Designers should consider the length and width of traces, as well as the spacing between traces. Long and narrow traces can increase resistance and reduce efficiency, while short and wide traces can improve efficiency. Spacing between traces can affect EMI and noise, so designers should consider spacing based on the circuit’s requirements.
Design Techniques for Rectifier PCB Layout
Grounding is one of the most critical aspects of rectifier PCB layout. It is essential to create a low impedance path for the return current to flow back to the power source. For this, it is recommended to use a star grounding technique, where all the ground connections converge at a single point. This technique helps to minimize the ground loop area and reduces noise and interference.
Component Selection and Placement
The selection and placement of components play a vital role in the performance of rectifier circuits.

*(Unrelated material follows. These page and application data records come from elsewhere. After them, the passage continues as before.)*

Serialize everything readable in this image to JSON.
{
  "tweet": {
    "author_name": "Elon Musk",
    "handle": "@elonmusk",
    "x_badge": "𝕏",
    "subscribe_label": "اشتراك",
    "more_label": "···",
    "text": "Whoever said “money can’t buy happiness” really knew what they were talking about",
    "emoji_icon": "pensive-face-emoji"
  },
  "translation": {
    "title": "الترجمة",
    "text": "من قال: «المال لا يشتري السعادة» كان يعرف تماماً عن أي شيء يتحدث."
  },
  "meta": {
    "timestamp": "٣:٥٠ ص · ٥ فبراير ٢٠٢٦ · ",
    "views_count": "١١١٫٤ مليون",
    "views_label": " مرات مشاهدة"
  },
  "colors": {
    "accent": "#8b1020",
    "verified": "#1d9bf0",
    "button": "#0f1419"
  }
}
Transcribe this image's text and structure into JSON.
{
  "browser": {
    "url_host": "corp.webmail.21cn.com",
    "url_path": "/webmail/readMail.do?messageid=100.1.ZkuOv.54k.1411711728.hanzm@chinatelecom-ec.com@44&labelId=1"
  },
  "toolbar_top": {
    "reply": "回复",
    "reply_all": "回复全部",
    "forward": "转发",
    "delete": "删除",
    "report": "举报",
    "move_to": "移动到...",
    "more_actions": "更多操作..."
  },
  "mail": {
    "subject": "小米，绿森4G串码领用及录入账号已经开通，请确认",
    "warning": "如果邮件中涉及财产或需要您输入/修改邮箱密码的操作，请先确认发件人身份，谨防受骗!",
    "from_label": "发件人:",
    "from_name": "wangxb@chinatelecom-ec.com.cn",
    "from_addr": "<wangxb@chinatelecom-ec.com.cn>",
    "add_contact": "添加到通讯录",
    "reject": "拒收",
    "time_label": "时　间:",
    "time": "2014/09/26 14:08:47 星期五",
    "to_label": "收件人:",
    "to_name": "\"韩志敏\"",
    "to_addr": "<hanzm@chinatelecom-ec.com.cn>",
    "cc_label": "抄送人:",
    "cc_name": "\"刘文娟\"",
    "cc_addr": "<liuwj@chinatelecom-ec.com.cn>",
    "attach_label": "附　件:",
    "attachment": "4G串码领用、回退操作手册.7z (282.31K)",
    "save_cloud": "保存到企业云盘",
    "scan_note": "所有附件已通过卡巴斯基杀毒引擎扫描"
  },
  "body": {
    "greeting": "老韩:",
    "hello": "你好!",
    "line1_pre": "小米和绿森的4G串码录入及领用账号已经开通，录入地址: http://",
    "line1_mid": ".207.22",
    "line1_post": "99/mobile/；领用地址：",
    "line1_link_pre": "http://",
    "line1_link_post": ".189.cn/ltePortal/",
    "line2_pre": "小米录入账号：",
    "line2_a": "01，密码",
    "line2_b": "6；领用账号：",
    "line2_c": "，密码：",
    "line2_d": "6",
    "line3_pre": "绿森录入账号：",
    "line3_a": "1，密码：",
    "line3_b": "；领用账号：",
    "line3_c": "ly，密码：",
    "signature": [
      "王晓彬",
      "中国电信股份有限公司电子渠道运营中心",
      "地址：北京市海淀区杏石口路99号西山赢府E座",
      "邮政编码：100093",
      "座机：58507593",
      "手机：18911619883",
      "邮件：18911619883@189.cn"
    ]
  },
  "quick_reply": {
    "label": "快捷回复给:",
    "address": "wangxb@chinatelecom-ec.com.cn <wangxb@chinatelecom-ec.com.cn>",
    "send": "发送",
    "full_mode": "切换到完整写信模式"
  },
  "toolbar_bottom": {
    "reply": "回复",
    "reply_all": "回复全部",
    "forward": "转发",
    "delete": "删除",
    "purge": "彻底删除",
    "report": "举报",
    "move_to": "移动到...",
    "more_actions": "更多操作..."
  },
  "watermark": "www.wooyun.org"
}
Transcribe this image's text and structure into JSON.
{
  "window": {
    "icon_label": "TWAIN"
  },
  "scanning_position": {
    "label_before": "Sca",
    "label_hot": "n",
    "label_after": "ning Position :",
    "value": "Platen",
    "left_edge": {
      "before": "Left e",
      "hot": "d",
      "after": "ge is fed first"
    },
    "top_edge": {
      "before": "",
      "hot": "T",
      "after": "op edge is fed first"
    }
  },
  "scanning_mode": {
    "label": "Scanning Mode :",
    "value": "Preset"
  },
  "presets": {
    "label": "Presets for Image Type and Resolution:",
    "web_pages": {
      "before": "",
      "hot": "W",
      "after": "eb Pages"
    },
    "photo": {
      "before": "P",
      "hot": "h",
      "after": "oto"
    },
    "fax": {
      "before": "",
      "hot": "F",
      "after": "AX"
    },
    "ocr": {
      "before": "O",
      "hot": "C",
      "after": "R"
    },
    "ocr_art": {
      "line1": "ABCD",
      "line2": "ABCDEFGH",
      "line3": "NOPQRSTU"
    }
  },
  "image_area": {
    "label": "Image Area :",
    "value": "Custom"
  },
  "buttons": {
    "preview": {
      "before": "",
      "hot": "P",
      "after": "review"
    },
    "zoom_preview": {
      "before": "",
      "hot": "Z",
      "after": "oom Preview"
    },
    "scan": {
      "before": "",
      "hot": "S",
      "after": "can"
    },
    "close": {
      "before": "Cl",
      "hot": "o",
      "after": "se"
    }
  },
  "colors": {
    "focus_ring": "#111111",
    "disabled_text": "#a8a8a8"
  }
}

It is recommended to use high-quality components that can withstand high voltage and current. The placement of components should be done in a way that minimizes the length of the traces and reduces the parasitic inductance and capacitance.
Trace Width and Spacing
The trace width and spacing should be carefully chosen to handle the high current and voltage in rectifier circuits. It is recommended to use wider traces to minimize the resistance and voltage drop. The spacing between the traces should be sufficient to prevent arcing and breakdown of the dielectric material.
Copper Pour and Shielding
Copper pour and shielding can help to reduce noise and interference in rectifier circuits. Copper pour refers to the process of filling unused areas of the PCB with copper to create a solid ground plane. This technique helps to reduce the ground loop area and provides a low impedance path for the return current. Shielding refers to the use of a conductive material to isolate sensitive components from external noise and interference.
In summary, the design techniques for rectifier PCB layout include grounding techniques, component selection and placement, trace width and spacing, and copper pour and shielding. By following these techniques, it is possible to create a high-performance and reliable rectifier circuit.
Testing and Troubleshooting of Rectifier PCB Layout
When testing a rectifier PCB layout, it is important to have a good understanding of the circuit and the expected output. One common technique is to use a multimeter to measure the voltage across the output terminals. The measured voltage should match the expected output voltage. It is also important to check for any abnormal heat or smell coming from the components, which could indicate a problem.
Another useful testing technique is to use an oscilloscope to measure the output waveform. The waveform should be smooth and free of any spikes or distortions. Any abnormalities in the waveform could indicate a problem with the layout.
Common Issues and Solutions
One common issue with rectifier PCB layouts is the presence of ripple voltage on the output. This can be caused by insufficient filtering or a faulty capacitor. To solve this problem, it is important to ensure that the correct value of capacitor is used and that it is connected properly.
Another common issue is overloading of the circuit, which can cause the components to overheat and fail. To avoid this, it is important to ensure that the circuit is designed to handle the expected load and that the components are rated appropriately.
In addition, incorrect component placement or wiring can cause problems with the rectifier PCB layout. To avoid this, it is important to double-check the circuit diagram and the physical layout of the components before assembling the PCB.
Overall, careful testing and troubleshooting can help ensure that the rectifier PCB layout is functioning properly and reliably. By using the appropriate testing techniques and addressing any common issues, it is possible to create a high-quality rectifier PCB layout that meets the desired specifications.